*WHAT THE TASK ASKS*: For each line in the data that includes "Number", make a copy.
··········
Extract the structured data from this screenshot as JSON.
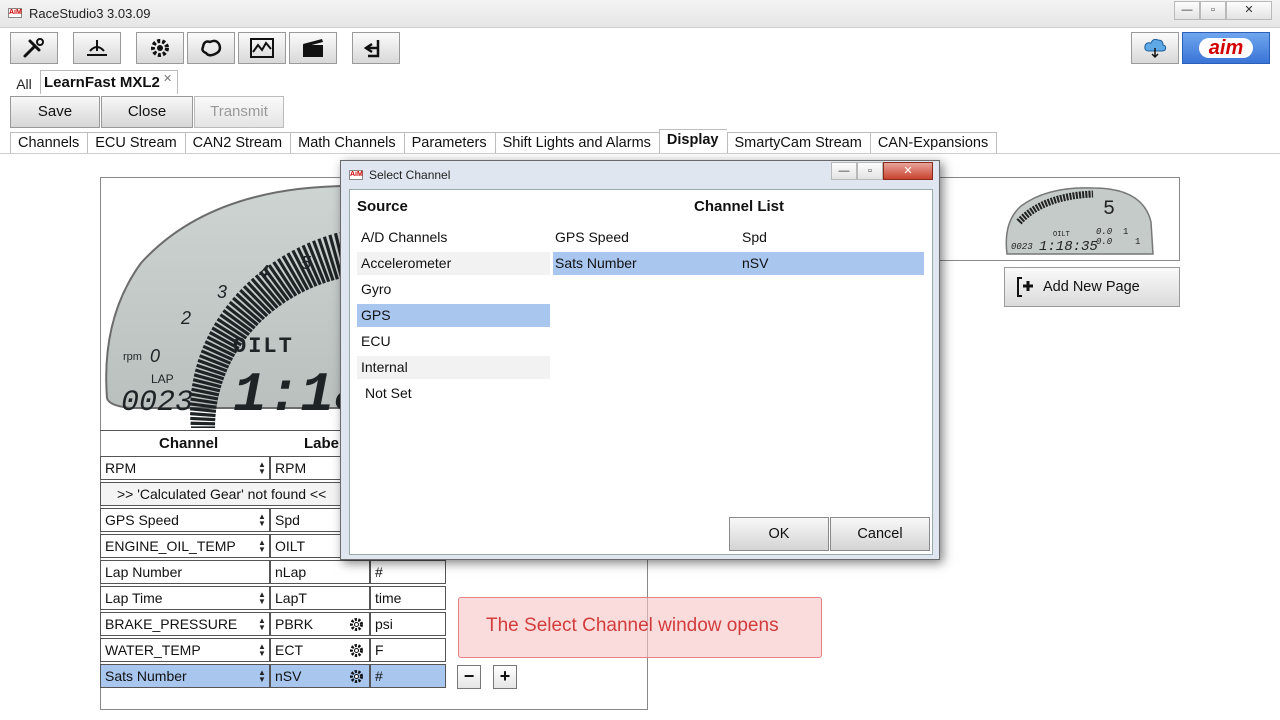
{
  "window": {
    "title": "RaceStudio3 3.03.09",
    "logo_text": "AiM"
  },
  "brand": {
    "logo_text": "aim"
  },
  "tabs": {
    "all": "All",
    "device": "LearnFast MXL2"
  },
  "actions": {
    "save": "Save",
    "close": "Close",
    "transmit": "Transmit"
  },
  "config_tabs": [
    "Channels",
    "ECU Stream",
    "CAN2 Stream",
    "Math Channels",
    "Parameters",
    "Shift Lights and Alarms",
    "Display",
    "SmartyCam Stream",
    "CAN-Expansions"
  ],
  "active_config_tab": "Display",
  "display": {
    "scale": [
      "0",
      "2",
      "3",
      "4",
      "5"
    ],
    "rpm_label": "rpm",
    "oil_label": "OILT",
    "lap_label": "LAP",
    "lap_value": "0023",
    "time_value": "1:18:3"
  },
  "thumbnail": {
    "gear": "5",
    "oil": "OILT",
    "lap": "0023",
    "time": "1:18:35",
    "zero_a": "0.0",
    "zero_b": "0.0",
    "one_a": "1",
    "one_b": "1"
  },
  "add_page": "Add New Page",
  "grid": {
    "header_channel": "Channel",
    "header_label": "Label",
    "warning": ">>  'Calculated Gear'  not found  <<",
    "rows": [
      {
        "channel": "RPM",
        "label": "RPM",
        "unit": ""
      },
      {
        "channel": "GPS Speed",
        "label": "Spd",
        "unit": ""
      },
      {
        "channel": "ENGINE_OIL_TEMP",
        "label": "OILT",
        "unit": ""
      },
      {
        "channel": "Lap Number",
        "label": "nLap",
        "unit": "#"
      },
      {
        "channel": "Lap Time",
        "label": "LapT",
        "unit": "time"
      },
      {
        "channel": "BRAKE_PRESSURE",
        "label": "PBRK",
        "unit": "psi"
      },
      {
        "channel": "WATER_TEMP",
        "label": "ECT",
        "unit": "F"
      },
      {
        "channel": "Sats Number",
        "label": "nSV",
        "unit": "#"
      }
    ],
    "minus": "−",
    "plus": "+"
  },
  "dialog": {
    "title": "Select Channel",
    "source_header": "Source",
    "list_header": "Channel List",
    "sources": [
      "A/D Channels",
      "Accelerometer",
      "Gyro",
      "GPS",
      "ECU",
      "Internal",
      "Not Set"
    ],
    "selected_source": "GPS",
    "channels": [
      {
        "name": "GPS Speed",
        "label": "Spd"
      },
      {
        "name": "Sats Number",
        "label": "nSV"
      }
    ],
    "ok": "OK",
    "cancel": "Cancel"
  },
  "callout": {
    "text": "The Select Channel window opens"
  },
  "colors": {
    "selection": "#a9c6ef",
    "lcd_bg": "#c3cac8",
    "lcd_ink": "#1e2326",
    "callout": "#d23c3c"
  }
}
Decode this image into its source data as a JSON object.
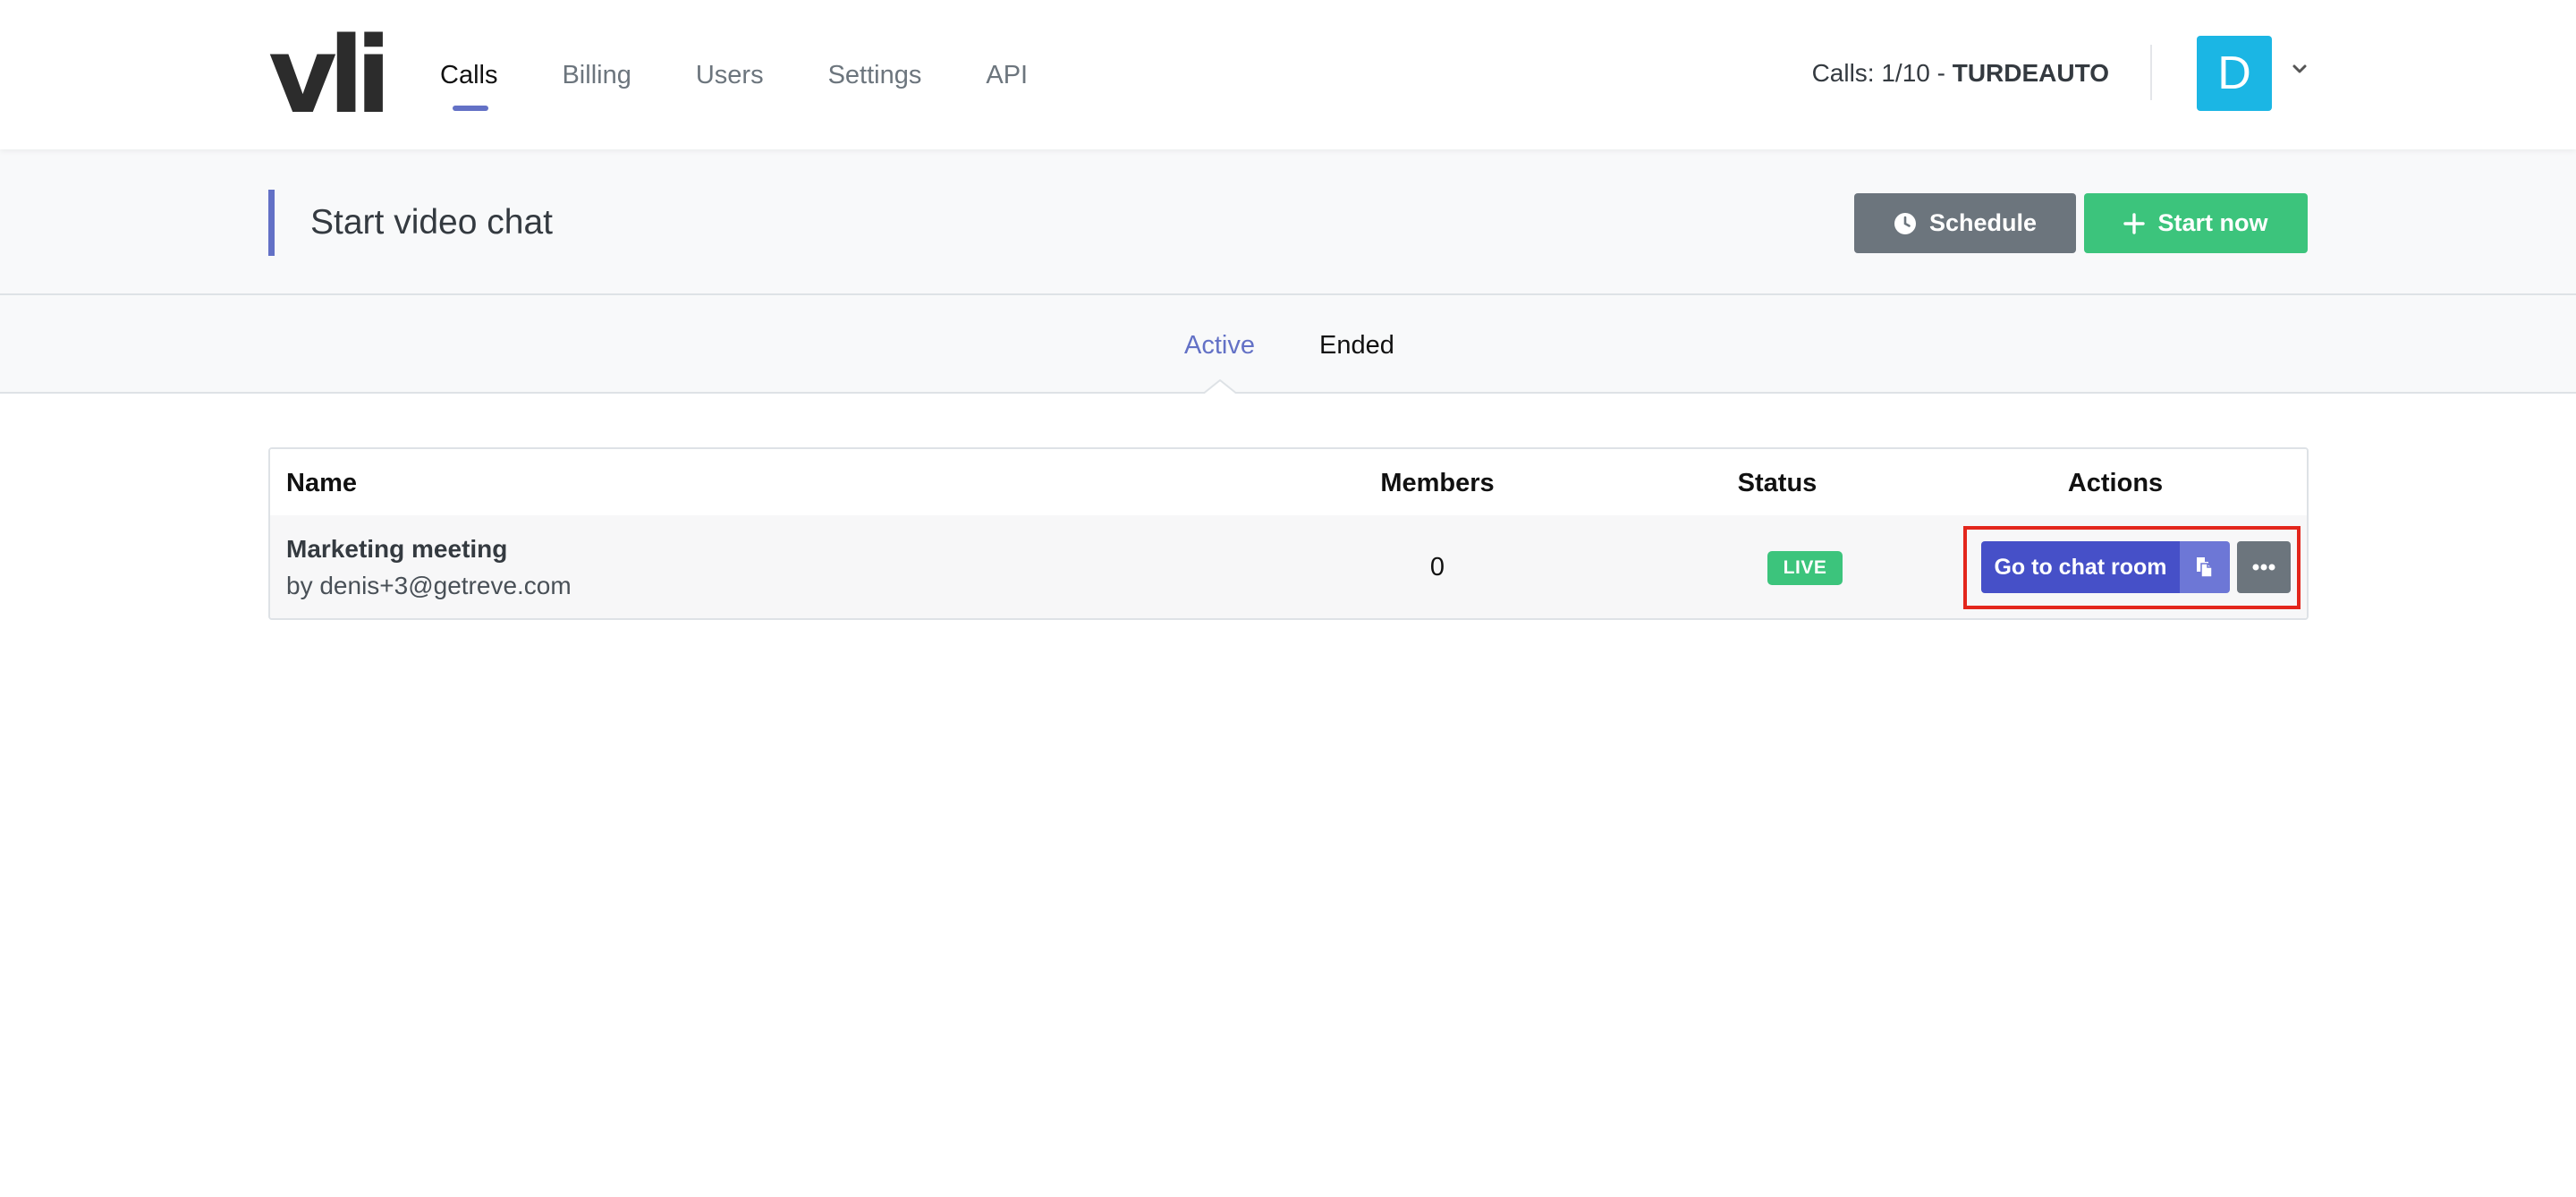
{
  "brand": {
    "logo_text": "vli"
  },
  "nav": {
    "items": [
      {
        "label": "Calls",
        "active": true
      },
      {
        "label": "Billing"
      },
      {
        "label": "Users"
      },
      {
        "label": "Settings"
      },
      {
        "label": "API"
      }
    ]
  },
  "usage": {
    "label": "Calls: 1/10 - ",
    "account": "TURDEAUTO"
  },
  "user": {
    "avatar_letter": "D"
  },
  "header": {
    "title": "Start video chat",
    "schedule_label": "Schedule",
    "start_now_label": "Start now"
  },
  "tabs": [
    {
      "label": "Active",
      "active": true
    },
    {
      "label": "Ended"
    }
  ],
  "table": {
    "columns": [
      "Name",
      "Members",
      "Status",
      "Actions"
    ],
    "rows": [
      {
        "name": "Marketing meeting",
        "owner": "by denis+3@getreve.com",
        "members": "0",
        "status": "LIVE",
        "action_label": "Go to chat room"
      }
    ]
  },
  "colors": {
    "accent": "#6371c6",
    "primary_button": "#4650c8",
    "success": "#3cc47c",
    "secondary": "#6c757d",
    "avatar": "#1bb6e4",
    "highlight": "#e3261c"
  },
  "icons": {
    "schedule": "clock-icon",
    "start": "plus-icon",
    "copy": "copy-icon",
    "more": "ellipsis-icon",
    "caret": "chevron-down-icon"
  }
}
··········
*SOLUTION FOR THIS EXERCISE*:
        "channel": "Lap Number",
        "channel": "Sats Number",
        "name": "Sats Number",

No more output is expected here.